  • There are clinical studies that do comparisons and literature syntheses that summarize the results of multiple studies. For example, Cochrane reviews, which are systematic reviews that attempt to identify, appraise, and synthesize all the empirical evidence that meets pre-specified eligibility criteria to answer a specific research question, could be used when available.

Concluding thoughts

The Congress was appropriately concerned that negotiations consider the market position of drugs when the Secretary crafts a price proposal. Formally taking account of the relative therapeutic impacts of market alternatives in price negotiation accords with how well functioning markets work.


  • Acknowledgements and disclosures

    Anderson’s work was supported by a grant from Arnold Ventures to Johns Hopkins University. Rome has received grant funding from Arnold Ventures, the Elevance Health Public Policy Institute, and the National Academy for State Health Policy. Other than the aforementioned, the authors did not receive financial support from any firm or person for this article or from any firm or person with a financial or political interest in this article. The authors are not currently an officer, director, or board member of any organization with a financial or political interest in this article.
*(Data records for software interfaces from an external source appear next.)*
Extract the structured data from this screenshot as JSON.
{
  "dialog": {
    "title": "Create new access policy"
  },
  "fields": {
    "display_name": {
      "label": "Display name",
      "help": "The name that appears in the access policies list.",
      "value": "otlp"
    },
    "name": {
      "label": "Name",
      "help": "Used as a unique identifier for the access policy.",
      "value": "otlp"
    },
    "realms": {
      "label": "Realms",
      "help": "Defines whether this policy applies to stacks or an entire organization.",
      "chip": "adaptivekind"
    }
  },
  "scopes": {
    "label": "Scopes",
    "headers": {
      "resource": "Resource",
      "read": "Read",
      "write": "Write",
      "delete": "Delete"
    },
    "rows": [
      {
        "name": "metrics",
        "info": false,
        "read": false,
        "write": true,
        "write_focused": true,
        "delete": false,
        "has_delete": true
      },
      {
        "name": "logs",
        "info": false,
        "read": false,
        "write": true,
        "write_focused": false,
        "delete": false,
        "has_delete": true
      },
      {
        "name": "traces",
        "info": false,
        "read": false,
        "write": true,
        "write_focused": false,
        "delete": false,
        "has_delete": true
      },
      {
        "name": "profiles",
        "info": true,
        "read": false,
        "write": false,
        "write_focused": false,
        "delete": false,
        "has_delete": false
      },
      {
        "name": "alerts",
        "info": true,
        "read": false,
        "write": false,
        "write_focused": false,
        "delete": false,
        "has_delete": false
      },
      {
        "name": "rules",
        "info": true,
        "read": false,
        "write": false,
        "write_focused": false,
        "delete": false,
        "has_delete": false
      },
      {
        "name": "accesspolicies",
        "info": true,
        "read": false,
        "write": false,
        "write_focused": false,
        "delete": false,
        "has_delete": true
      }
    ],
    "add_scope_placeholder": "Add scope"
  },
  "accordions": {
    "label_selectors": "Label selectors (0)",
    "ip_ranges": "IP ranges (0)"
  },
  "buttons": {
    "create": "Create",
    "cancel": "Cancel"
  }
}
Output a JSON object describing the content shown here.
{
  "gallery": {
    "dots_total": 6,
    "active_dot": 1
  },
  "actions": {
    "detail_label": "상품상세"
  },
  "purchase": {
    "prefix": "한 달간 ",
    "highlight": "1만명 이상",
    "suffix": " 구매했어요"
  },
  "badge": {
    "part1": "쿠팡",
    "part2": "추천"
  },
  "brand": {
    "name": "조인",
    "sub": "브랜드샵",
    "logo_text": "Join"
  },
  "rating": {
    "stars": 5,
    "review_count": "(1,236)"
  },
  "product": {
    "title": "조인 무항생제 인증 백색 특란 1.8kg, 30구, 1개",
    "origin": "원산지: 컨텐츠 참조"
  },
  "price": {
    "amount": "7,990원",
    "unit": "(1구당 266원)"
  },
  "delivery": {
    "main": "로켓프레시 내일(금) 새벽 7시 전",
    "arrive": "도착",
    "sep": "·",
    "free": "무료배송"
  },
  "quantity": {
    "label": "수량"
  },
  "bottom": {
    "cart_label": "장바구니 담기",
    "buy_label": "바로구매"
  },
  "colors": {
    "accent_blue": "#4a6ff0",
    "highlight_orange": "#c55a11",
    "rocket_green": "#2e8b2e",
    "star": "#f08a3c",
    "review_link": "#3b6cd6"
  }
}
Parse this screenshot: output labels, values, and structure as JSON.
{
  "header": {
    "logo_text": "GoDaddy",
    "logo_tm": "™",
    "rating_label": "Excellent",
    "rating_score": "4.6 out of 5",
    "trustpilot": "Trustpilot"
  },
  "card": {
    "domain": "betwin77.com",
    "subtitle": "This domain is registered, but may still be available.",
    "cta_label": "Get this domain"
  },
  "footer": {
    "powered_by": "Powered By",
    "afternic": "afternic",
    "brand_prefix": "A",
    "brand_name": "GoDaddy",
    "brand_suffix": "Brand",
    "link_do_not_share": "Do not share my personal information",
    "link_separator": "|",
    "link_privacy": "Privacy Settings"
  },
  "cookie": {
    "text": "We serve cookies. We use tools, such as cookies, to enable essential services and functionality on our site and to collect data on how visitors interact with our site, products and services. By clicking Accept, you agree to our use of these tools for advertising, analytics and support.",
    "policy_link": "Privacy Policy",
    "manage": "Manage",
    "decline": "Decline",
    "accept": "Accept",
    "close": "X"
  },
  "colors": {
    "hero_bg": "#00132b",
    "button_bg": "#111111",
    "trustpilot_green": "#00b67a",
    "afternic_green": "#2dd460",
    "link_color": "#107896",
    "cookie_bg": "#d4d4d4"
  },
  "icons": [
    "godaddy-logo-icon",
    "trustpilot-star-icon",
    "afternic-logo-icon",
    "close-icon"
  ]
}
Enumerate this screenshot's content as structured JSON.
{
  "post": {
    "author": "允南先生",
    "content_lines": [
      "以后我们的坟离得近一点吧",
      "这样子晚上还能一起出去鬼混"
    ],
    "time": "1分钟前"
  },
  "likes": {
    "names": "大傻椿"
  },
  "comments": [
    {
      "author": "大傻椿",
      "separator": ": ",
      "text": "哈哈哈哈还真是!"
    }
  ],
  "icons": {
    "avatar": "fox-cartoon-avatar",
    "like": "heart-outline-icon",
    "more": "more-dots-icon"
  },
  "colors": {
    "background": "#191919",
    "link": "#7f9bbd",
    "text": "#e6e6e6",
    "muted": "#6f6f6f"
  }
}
    The Brookings Institution is financed through the support of a diverse array of foundations, corporations, governments, individuals, as well as an endowment. A list of donors can be found in our annual reports published online here. The findings, interpretations, and conclusions in this report are solely those of its author(s) and are not influenced by any donation.

  • Footnotes
    1. Medicare Drug Price Negotiation Program: Revised Guidance, Implementation of Sections 1191 – 1198 of the Social Security Act for Initial Price Applicability Year 2026 (p.144).
    2. Medicare Drug Price Negotiation Program: Revised Guidance, Implementation of Sections 1191 – 1198 of the Social Security Act for Initial Price Applicability Year 2026 (p. 145).
    3. Medicare Drug Price Negotiation Program: Revised Guidance, Implementation of Sections 1191 – 1198 of the Social Security Act for Initial Price Applicability Year 2026 (p. 145).
    4. PCSK9 inhibitors = proprotein convertase subtilisin/kexin type 9 inhibitors.